When I brought my Rover SD1 back from Poland back in October 2009, I promised myself that I’d leave it a few months before I set about making the paintwork perfect, and really making it shine. Chucking on wax and keeping it clean is one thing, and fine while the paint hardens up and ages, but what I didn’t want to do was start claying, treating and cutting it until I was absolutely sure it had aged a little, and I was confident that there would be no problems.
A few months ago when I started getting active on Twitter, I hooked up with Richard Tipper of Perfection Valet and asked his advice. I know he’s good, by the way – the cars he’s fully detailed since I’ve been following him is astonishing. He’s done the guys on Evo magazine including Harry Metcalfe’s amazing Lamborghini Countach. On any given day he’s either buffing up some Ferrari 458 or giving the works to 250GTO. In short, he knows all there is to know about paint.
And basically, what I needed to know was a) is my paintwork any good and b) is it ready for the full treatment?
He quickly reassured me that after this time it was – and that he’d pop over to the Octane office to have a look. As it happens when I rolled in at 8.15am, he was already here, and raring to go. After saying our hellos, (which is always funny – I know him, yet only in terms of online, and in packets of 140 characters), and doing the first brew of the day, he cracked on with the first wash. Then he used a cute little tool to measure the depth of the paint…

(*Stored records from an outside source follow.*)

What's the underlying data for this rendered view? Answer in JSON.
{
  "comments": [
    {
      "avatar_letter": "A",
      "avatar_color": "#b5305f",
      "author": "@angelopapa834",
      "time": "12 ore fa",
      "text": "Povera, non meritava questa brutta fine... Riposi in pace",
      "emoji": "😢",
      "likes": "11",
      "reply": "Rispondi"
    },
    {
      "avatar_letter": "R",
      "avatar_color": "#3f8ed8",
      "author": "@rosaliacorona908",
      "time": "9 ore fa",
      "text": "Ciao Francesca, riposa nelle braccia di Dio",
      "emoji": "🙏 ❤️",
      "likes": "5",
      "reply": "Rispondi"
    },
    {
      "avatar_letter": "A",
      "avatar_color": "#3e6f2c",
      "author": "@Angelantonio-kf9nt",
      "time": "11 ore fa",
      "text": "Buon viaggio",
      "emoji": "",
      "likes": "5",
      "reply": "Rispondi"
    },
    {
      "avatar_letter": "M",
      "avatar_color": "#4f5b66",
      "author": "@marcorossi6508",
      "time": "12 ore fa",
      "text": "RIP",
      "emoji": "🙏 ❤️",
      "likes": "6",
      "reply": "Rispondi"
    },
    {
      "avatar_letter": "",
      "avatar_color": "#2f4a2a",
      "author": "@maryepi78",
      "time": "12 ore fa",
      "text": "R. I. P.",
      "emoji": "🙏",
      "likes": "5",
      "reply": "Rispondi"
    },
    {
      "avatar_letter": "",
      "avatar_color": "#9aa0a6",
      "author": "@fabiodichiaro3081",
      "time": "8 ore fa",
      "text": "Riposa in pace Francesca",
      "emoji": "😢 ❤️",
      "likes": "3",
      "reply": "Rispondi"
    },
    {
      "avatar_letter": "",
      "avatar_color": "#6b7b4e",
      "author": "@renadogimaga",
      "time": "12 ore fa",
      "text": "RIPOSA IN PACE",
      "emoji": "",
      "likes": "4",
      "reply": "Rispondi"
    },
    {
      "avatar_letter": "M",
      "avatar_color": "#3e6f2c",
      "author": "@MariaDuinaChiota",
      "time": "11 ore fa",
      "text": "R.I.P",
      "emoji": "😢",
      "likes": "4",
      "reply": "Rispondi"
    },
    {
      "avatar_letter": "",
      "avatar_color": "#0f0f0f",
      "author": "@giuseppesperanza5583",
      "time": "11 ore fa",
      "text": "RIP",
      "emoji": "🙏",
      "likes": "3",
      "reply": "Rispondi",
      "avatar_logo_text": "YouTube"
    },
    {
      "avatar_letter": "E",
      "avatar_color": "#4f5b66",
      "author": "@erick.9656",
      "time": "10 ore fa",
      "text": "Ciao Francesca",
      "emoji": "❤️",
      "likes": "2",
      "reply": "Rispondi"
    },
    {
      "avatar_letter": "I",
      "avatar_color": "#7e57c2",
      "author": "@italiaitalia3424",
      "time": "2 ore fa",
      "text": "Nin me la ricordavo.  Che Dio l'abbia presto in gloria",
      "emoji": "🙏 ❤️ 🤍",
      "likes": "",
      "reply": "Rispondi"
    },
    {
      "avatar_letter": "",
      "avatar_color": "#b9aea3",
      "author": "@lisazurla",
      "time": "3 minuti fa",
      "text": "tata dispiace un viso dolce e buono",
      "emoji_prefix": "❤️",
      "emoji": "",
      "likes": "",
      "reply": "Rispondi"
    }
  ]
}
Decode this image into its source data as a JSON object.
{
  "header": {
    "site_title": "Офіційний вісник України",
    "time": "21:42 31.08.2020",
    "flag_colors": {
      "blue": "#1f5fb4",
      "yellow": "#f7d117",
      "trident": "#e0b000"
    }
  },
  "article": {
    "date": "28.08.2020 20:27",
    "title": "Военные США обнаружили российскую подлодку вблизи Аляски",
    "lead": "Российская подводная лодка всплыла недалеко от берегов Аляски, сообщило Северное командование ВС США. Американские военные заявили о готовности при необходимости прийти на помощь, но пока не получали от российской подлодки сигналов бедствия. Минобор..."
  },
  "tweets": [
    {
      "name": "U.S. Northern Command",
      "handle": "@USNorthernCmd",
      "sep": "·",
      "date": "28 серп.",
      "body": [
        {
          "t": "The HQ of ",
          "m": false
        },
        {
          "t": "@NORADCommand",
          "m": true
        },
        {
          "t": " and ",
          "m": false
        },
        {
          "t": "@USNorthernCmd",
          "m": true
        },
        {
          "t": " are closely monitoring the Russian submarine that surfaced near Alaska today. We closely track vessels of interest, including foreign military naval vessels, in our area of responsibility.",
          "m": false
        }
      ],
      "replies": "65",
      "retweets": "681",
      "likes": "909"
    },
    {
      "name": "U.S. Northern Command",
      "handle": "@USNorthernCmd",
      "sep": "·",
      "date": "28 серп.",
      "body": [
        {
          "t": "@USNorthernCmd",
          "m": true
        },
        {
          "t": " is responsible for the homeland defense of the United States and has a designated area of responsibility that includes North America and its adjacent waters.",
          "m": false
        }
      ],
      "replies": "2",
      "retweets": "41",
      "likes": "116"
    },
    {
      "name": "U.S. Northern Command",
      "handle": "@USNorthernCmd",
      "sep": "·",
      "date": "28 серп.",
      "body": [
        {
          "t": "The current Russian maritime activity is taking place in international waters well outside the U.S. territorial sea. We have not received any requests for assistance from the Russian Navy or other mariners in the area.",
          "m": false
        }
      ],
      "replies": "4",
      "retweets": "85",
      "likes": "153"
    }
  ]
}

And here’s the good news. The Poles did a brilliant job. In places, the smooth high-quality paint is almost a millimetre thick – ranging from 600-1000 microns in depth. In comparison, most newer cars have a layer of about 150-200 microns thick. Nice. With that established, he was off – polishing, cleaning and breathing new life into the car. Although the exterior is nice, I did worry about the interior – but with the right solutions, and techniques, it has come up very well indeed. Far better than I ever expected.
The paintwork is something else again. I am not exaggerating when I say that it is the shiniest, glossiest car I have ever seen. It’s sublime to look at now, and the real shame is that the camera doesn’t really pick it up. But look at the reflections, and they are deep and clear. Gorgeous. I am bowled over by how it looks, and wonder how the hell I ever considered selling it!
It’s certainly been interesting. And confirmed that the Polish can do a brilliant restoration job. And really know how to paint.
It also confirms something else. If you have a car you cherish, and want to fall in love with it a little more, you really need to get it detailed. It really does make all the difference. In fact, you could say it’s perfect now!
Is the Editor of the Parkers website and price guide, formerly editor of Classic Car Weekly, and launch editor/creator of Modern Classics magazine. Has contributed to various motoring titles including Octane, Practical Classics, Evo, Honest John, CAR magazine, Autocar, Pistonheads, Diesel Car, Practical Performance Car, Performance French Car, Car Mechanics, Jaguar World Monthly, MG Enthusiast, Modern MINI, Practical Classics, Fifth Gear Website, Radio 4, and the the Motoring Independent...
Likes 'conditionally challenged' motors and taking them on unfeasible adventures all across Europe.
Latest posts by Keith Adams (see all)
- Opinion : MG’s prototypes secured. But where? - 16 July 2019
- The cars : Mini (ADO15) development story – Part One - 16 July 2019
- Opinion : Still no information from MG – nothing ever changes - 5 July 2019